My second question concerns coloring such a large graph in the Wolfram Language: do you think it could be possible? As I don’t know a built-in function to do that within the Wolfram Language (and I don’t think such a thing exists), I decided to try to color the graph in Python and then upload it into my Wolfram notebook. I created another Python script to make the graph easier to color, and yet another Python script to actually color all the vertices (using Breadth-First Search). The problem was: it didn’t color it with only 5 colors (but with 8)! I made a video about the making of the project, with me explaining why this task is hard for a computer to do, and even some computational complexity theory!
Timecodes: Converting to CSV: 0:00 Generating the Colors: 23:06 Some Math: 42:16 Part I Conclusion: 56:46
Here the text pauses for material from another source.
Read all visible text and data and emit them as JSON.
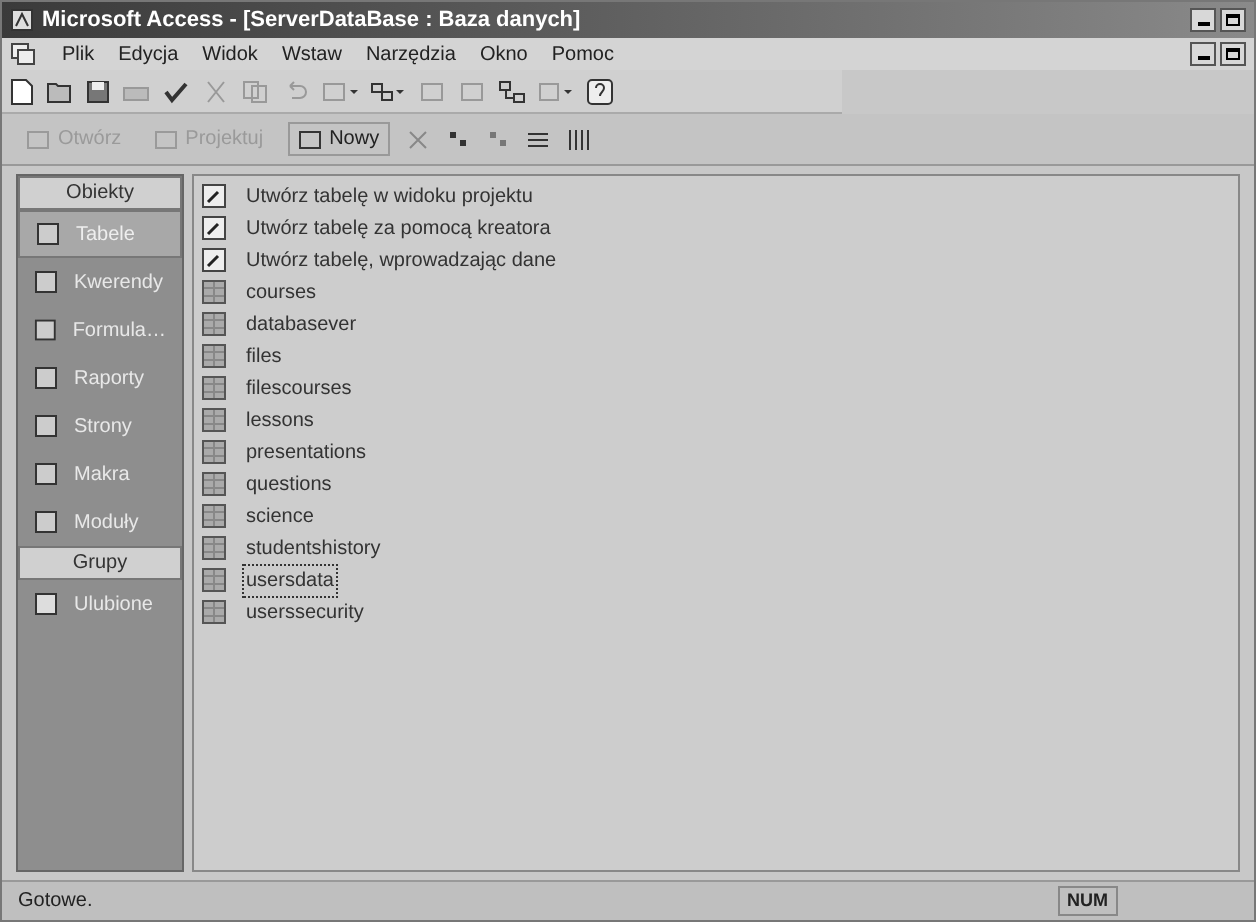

The project is attempting to visualize the Hadwiger–Nelson problem from geometric graph theory: what is the minimum number of colors required to color the plane (chromatic number of the plane) such that no two points at distance 1 from each other have the same color. It’s an unsolved problem, but we know that the answer is 5, 6 or 7. In 2018, Aubrey de Grey proved that the chromatic number of the plane is at least 5. His smallest unit-distance graph with chromatic number 5 had 1581 vertices. Several smaller graphs have been found since then, a major contribution done by Marijn Heule, who has come up with his own method of reducing the size of graphs. In 2019, Heule constructed the smallest unit-distance graph with chromatic number 5 so far, with 517 vertices. (Side-note: since I decided I’m going to use the 517 graph, I have actually found a smaller Heule graph with 508 vertices, but it was of a data format that I wasn’t able to use anyway). The goal of my project was to color such a graph in Wolfram language, to create a Wolfram Demo.
In Part 2, I tried to code yet another Python script to group the graph into smaller units to make a smaller graph, and color that one, then blow each vertex back into the unit considered.